By Stephanie Vessely
We often hear people say that writing is a practice, and it is. One must constantly work at improving one’s craft by forming sentence after sentence, day after day, year after year. But for writer Pam Houston, who was at BookBar Wednesday to teach a workshop as part of her Deep Creek book tour, the practice begins before the pen ever hits the page.
“For me,” she says, “writing begins in the physical world.” Writing is about paying attention, with all five senses, to the real things happening around us every day. Maybe it’s an overheard conversation, the way the sun reflects off of a pond, or a colorful vase on a table. It doesn’t matter what it is. What matters is to notice what you notice, even if—especially if—you don’t understand or know why you’re noticing. It’s also important to record the details of what you notice in a notebook or in a file on your computer, and not think about it too much.
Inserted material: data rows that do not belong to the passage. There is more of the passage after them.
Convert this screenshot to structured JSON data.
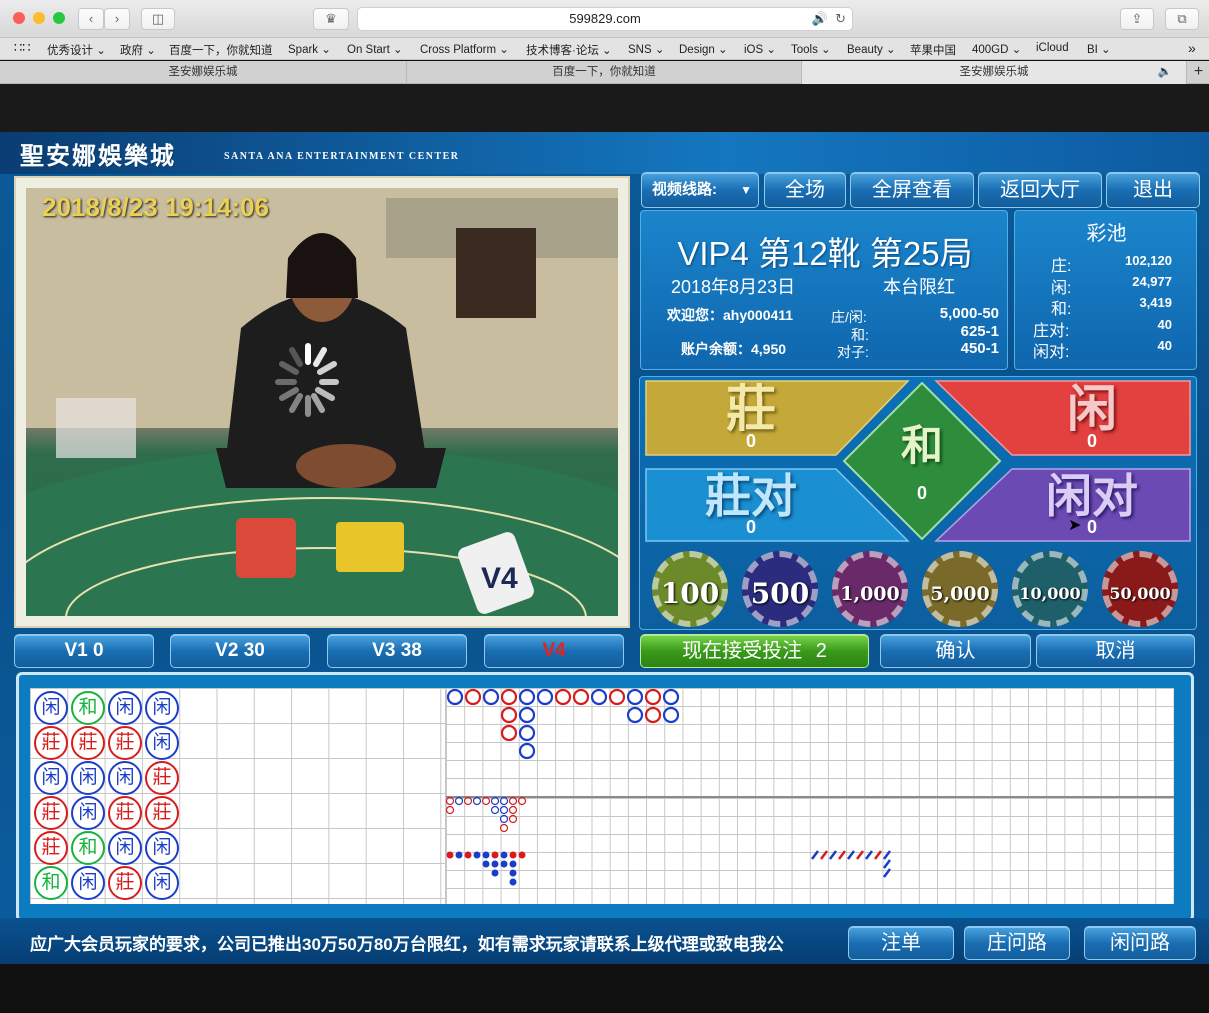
{
  "browser": {
    "url": "599829.com",
    "bookmarks": [
      "优秀设计 ⌄",
      "政府 ⌄",
      "百度一下，你就知道",
      "Spark ⌄",
      "On Start ⌄",
      "Cross Platform ⌄",
      "技术博客·论坛 ⌄",
      "SNS ⌄",
      "Design ⌄",
      "iOS ⌄",
      "Tools ⌄",
      "Beauty ⌄",
      "苹果中国",
      "400GD ⌄",
      "iCloud",
      "BI ⌄"
    ],
    "tabs": [
      "圣安娜娱乐城",
      "百度一下，你就知道",
      "圣安娜娱乐城"
    ]
  },
  "logo": {
    "cn": "聖安娜娛樂城",
    "en": "SANTA ANA ENTERTAINMENT CENTER"
  },
  "video": {
    "timestamp": "2018/8/23 19:14:06"
  },
  "controls": {
    "line_select": "视频线路:",
    "full_field": "全场",
    "fullscreen": "全屏查看",
    "lobby": "返回大厅",
    "exit": "退出"
  },
  "table_info": {
    "title": "VIP4 第12靴 第25局",
    "date": "2018年8月23日",
    "limit_label": "本台限红",
    "welcome": "欢迎您：ahy000411",
    "balance": "账户余额：4,950",
    "limits": [
      {
        "label": "庄/闲:",
        "value": "5,000-50"
      },
      {
        "label": "和:",
        "value": "625-1"
      },
      {
        "label": "对子:",
        "value": "450-1"
      }
    ]
  },
  "pool": {
    "title": "彩池",
    "items": [
      {
        "label": "庄:",
        "value": "102,120"
      },
      {
        "label": "闲:",
        "value": "24,977"
      },
      {
        "label": "和:",
        "value": "3,419"
      },
      {
        "label": "庄对:",
        "value": "40"
      },
      {
        "label": "闲对:",
        "value": "40"
      }
    ]
  },
  "bets": {
    "banker": {
      "label": "莊",
      "amount": "0"
    },
    "player": {
      "label": "闲",
      "amount": "0"
    },
    "tie": {
      "label": "和",
      "amount": "0"
    },
    "banker_pair": {
      "label": "莊对",
      "amount": "0"
    },
    "player_pair": {
      "label": "闲对",
      "amount": "0"
    }
  },
  "chips": [
    "100",
    "500",
    "1,000",
    "5,000",
    "10,000",
    "50,000"
  ],
  "colors": {
    "banker": "#c8b04a",
    "player": "#e23b3b",
    "tie": "#2e8b3e",
    "bpair": "#1a87c8",
    "ppair": "#6a4bb0"
  },
  "video_tabs": [
    "V1 0",
    "V2 30",
    "V3 38",
    "V4"
  ],
  "actions": {
    "status": "现在接受投注",
    "count": "2",
    "confirm": "确认",
    "cancel": "取消"
  },
  "bead_road": [
    [
      "闲",
      "和",
      "闲",
      "闲"
    ],
    [
      "莊",
      "莊",
      "莊",
      "闲"
    ],
    [
      "闲",
      "闲",
      "闲",
      "莊"
    ],
    [
      "莊",
      "闲",
      "莊",
      "莊"
    ],
    [
      "莊",
      "和",
      "闲",
      "闲"
    ],
    [
      "和",
      "闲",
      "莊",
      "闲"
    ]
  ],
  "footer": {
    "notice": "应广大会员玩家的要求，公司已推出30万50万80万台限红，如有需求玩家请联系上级代理或致电我公",
    "bet_record": "注单",
    "banker_ask": "庄问路",
    "player_ask": "闲问路"
  }
}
Houston calls what she notices on any given day “glimmers,” and these glimmers are how she writes books. Her glimmers lead her—sometimes years later—to metaphor, juxtaposition, and narrative. And in her workshop Wednesday, she taught a few dozen women how to begin creating their own glimmer collection. The goal of each writing exercise she offered was to tap into the subconscious mind and delve into ever deeper layers.
My own exercise had me noticing the bracelet a woman nearby was wearing, which reminded me of something a psychic told me many years ago, which, once I remembered it, fit almost perfectly into what had been going on the week prior to the workshop. From there, an essay may be born. Houston doesn’t call her methods magic, but that’s what it felt like to me.